Mag. Balazs Esztegar LL.M.
Attorney-at-law Vienna

Piaristengasse 41/10
1080 Vienna, Austria
Tel. +43 1 997 4102
Fax +43 1 997 4102-99

Child support payment to son can be covered by minimum care

On the basis of an appeal to the Administrative High Court brought by lawyer Balazs Esztegar, the Administrative High Court overturned a decision of the Administrative Court of Vienna in connection with the Vienna Minimum Care Act and declared that child support can also be granted from the funds of the minimum guarantee.

The appellant, represented by lawyer Balazs Esztegar is a Hungarian citizen and has suffered from a mental disability since birth, which prevents him from actively participating in working life. The appellant is under guardianship and unable to engage in gainful employment. He is maintained by his mother, who has to assist him even with the simplest tasks of daily life. As it is hardly reasonable for the mother to be in full employment due to the intensive care required for her adult but disabled son, she receives minimum care (Mindestsicherung) under the Vienna Minimum Care Act and maintains her two healthy children and her disabled son. 

After the latter had reached the age of 21, he was deprived of the minimum care that had been granted to him until then.

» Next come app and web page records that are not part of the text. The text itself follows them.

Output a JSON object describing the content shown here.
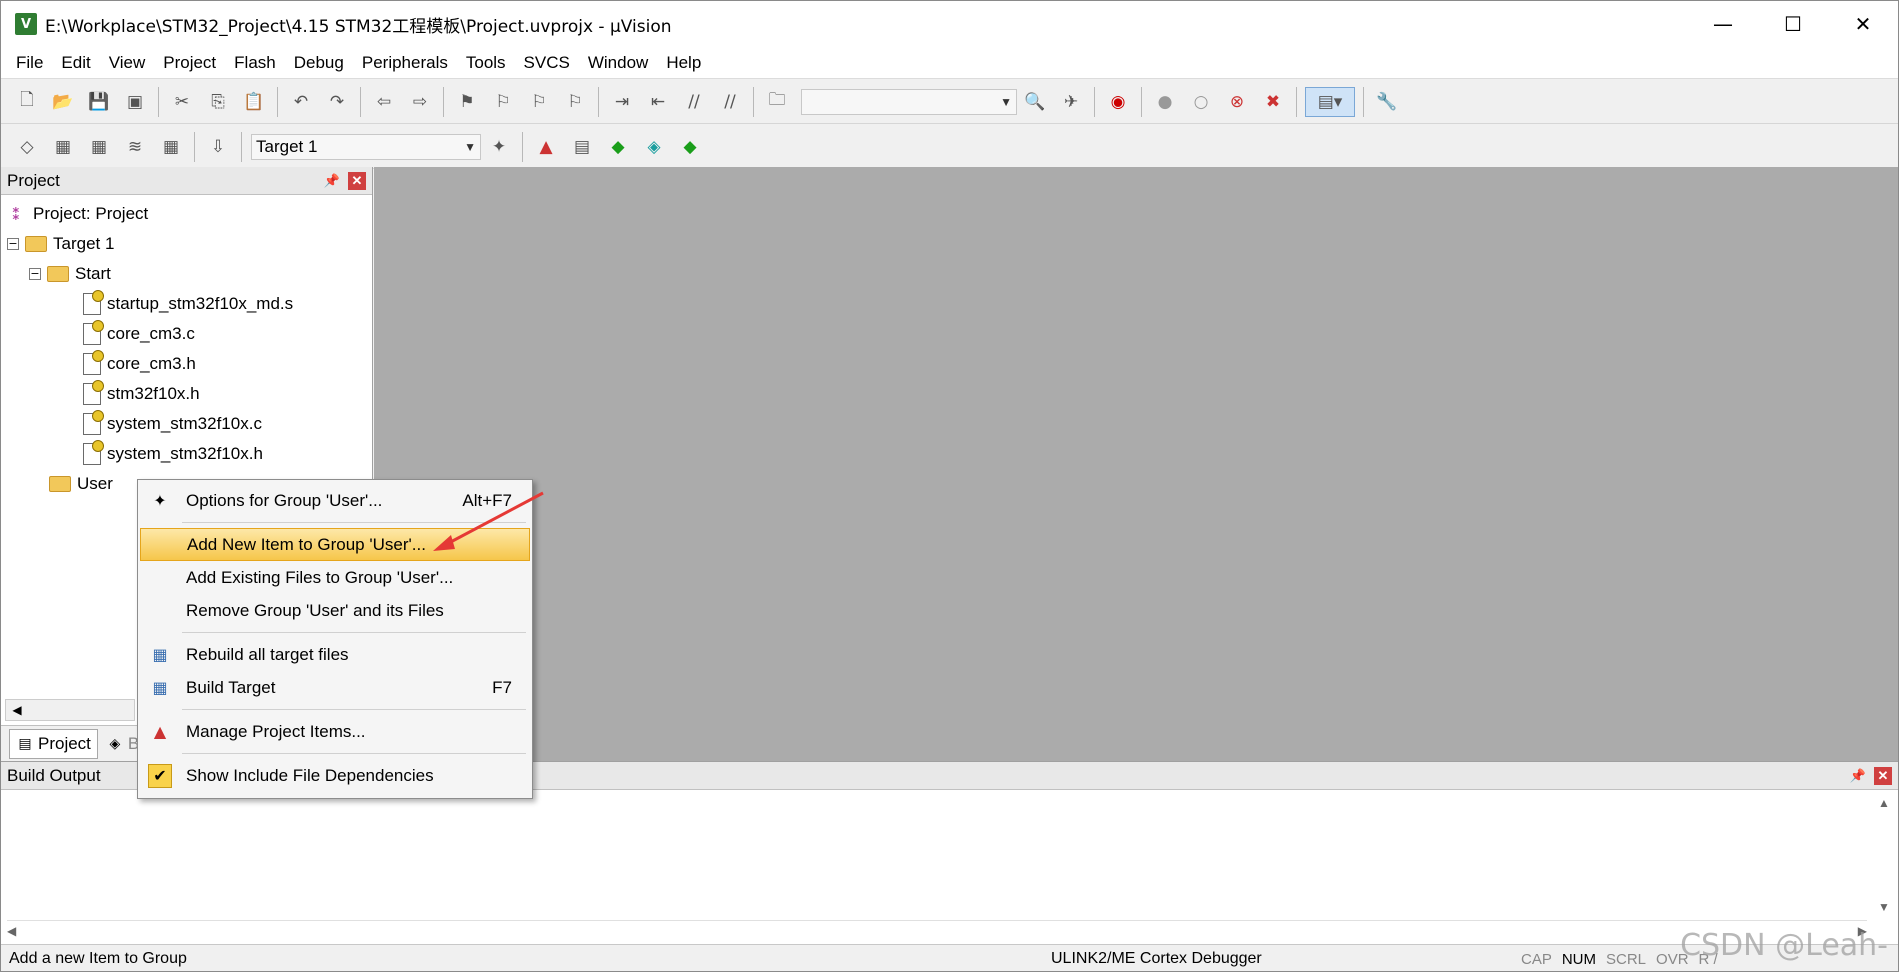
{
  "window": {
    "title": "E:\\Workplace\\STM32_Project\\4.15 STM32工程模板\\Project.uvprojx - µVision",
    "icon_label": "V",
    "minimize_icon": "minimize-icon",
    "maximize_icon": "maximize-icon",
    "close_icon": "close-icon"
  },
  "menu": [
    "File",
    "Edit",
    "View",
    "Project",
    "Flash",
    "Debug",
    "Peripherals",
    "Tools",
    "SVCS",
    "Window",
    "Help"
  ],
  "toolbar2": {
    "target_select": "Target 1"
  },
  "project_panel": {
    "title": "Project",
    "tree": {
      "root": "Project: Project",
      "target": "Target 1",
      "group_start": "Start",
      "files": [
        "startup_stm32f10x_md.s",
        "core_cm3.c",
        "core_cm3.h",
        "stm32f10x.h",
        "system_stm32f10x.c",
        "system_stm32f10x.h"
      ],
      "group_user": "User"
    },
    "tabs": [
      "Project",
      "B"
    ]
  },
  "context_menu": {
    "items": [
      {
        "label": "Options for Group 'User'...",
        "shortcut": "Alt+F7",
        "icon": "wand-icon"
      },
      {
        "label": "Add New  Item to Group 'User'...",
        "shortcut": "",
        "icon": ""
      },
      {
        "label": "Add Existing Files to Group 'User'...",
        "shortcut": "",
        "icon": ""
      },
      {
        "label": "Remove Group 'User' and its Files",
        "shortcut": "",
        "icon": ""
      },
      {
        "label": "Rebuild all target files",
        "shortcut": "",
        "icon": "rebuild-icon"
      },
      {
        "label": "Build Target",
        "shortcut": "F7",
        "icon": "build-icon"
      },
      {
        "label": "Manage Project Items...",
        "shortcut": "",
        "icon": "manage-items-icon"
      },
      {
        "label": "Show Include File Dependencies",
        "shortcut": "",
        "icon": "checkmark-icon"
      }
    ],
    "highlighted_index": 1,
    "annotation_arrow_color": "#e53935"
  },
  "build_output": {
    "title": "Build Output"
  },
  "statusbar": {
    "message": "Add a new Item to Group",
    "debugger": "ULINK2/ME Cortex Debugger",
    "flags": [
      "CAP",
      "NUM",
      "SCRL",
      "OVR",
      "R /"
    ]
  },
  "watermark": "CSDN @Leah-",
  "colors": {
    "highlight": "#f6c64a",
    "editor_bg": "#ababab",
    "close_red": "#d04040"
  }
}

The authorities took the view that the appellant formed a separate community of need and did not fulfil the requirements for equal status with Austrian citizens. The appellant's guardian filed an appeal against this with the Administrative Court of Vienna, which, however, was unsuccessful, as the Administrative Court ruled that the appellant was "essentially upheld from those funds that are paid out to the mother from the minimum care scheme". From this, the Administrative Court concluded that the appellant was not actually receiving child care from the mother - as required by the law for equality under Union law.

In the appeal proceedings, however, the Administrative High Court overturned this decision on the grounds that its content was unlawful and declared that 

due to his disability since birth, the appellant was in an economic and social situation that prevented him from meeting his basic needs and that he was therefore dependent on his mother, who indisputably provided for his otherwise unmet - financial and other - needs, in accordance with the case law of the European Court of Justice (C-423/12, Flora May Reyes).

The Administrative High Court clearly rejected the legal opinion still held by the Vienna Administrative Court, according to which child care could not be granted from the funds of the minimum care:

There are no indications that such a relationship of dependency, which according to Art 7 (1) (d) in conjunction with Art 2 (2) (c) of the Union Citizens Directive establishes a right of residence for a relative in the descending line over the age of 21, cannot exist if the means of subsistence required for the right of residence of the Union citizen and his family members are substituted by a minimum security benefit in a case under Art 7 (3) of the said Directive.

Therefore, the financial means to secure living can also be covered by means of the minimum care. The Administrative High Court thus followed the argumentation of lawyer Balazs Esztegar and annulled the decision due to the unlawfulness of its content.